Remembering Virginia Frank—My mother

(1980, age 33)

Virginia Snider married Jim Frank in 1944, a year that marked a transition for her from one world to another very different from what she had known. Virginia grew up in rural West Virginia. Photographs and stories from those times reveal just what you would expect—very little money, very little education, and a burning desire to get away and find something better. Her father had abandoned their little family when she was not yet ten, and her mother was a schoolteacher, so there would never be money. Her ticket out would be education. She studied and worked and found a way to go to college. Her personal yardstick became education for those she would meet, the man she would marry, and the children she would raise.

After marrying Jim Frank, her first job was to get him through college. His chosen path—an officer in the Air Force—required it. The result was that Virginia became an Air Force pilot’s wife. This meant frequent relocation and few long-term relationships—quite a difference from growing up where families knew each other for generations.

Virginia Frank

Her children were with her, though, and we became her most fervent cause. We knew what was expected, that grades were the currency of approval. Her oldest son attained his PhD. I have an MBA and a Masters in Education. Her daughter is pursing a career in veterinary medicine. If Mother were alive today, I would argue that education did not prove to be any measure of success. However it was the central theme while we grew up, and it kept her focused those many years and many Air Force bases as Jim Frank pursued his career.

Virginia never did get many of those things she might have wished for when she dreamed on that big front porch swing as a young girl in Mason, West Virginia, but in the end I believe she felt she had been successful. Though the path was tumultuous, I believe she more than approved of the outcome.
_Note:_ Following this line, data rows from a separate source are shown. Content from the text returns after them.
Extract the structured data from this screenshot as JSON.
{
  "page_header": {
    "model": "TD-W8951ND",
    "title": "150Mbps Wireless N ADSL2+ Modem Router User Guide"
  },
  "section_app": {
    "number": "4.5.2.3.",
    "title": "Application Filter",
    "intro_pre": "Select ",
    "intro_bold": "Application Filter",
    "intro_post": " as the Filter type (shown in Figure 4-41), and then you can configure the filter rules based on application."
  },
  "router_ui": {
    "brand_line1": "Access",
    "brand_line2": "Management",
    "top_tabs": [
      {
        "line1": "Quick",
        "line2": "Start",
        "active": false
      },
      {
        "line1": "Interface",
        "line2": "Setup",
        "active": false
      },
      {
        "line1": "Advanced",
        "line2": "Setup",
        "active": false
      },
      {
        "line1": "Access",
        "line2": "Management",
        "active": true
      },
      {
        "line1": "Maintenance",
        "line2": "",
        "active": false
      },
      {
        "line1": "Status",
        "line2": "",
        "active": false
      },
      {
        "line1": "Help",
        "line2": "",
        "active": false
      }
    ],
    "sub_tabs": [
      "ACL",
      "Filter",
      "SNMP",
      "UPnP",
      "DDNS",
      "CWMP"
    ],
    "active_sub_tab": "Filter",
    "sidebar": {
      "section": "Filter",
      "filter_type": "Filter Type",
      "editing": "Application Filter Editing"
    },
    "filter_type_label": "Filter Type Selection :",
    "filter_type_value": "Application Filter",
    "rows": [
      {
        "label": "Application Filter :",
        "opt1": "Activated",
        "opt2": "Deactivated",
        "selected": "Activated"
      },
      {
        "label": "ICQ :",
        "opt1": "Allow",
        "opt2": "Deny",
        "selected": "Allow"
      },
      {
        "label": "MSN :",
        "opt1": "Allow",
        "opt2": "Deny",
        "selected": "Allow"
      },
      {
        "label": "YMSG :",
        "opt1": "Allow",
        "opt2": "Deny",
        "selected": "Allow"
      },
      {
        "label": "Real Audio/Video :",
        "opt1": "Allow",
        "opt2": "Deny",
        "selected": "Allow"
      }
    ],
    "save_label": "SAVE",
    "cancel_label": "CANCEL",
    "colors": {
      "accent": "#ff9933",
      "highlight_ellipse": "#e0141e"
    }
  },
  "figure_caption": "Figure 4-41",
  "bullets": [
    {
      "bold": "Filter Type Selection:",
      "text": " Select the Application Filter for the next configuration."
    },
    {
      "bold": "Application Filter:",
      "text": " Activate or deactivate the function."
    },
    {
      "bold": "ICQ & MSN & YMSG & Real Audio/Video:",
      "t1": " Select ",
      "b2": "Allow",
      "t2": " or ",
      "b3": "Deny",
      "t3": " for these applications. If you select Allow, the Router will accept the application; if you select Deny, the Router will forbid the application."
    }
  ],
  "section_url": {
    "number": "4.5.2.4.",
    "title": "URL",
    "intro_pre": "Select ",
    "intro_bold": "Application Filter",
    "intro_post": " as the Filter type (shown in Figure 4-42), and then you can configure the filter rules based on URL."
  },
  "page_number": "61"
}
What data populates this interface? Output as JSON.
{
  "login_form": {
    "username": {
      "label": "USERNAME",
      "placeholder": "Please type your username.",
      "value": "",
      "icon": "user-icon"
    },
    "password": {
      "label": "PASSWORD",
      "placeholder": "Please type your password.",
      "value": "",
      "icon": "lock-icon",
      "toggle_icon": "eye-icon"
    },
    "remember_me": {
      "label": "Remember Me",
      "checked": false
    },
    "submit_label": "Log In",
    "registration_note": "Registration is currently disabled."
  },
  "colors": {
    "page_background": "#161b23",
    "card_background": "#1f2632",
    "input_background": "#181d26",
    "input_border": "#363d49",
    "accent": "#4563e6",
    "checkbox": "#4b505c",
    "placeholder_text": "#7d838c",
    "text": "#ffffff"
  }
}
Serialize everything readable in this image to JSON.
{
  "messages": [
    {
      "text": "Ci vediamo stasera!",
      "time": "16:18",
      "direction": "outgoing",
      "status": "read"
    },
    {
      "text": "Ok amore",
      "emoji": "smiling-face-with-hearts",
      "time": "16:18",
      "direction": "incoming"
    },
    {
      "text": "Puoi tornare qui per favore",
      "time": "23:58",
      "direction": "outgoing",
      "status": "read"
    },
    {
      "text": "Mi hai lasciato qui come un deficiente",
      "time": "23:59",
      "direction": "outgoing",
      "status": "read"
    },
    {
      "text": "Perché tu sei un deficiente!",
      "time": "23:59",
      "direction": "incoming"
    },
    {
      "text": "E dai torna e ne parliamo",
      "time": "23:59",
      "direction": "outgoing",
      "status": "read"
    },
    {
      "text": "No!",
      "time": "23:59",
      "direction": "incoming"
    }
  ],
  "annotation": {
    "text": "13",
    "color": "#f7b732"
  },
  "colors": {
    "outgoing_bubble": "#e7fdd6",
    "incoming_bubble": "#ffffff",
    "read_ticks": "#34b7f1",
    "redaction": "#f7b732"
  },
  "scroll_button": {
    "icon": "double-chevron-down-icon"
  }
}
Virginia died of cancer at an early age, as did her husband, Jim. She cared very much about her children in the ways she knew and thought best. We understand this now and appreciate it more as we grow in age and wisdom ourselves.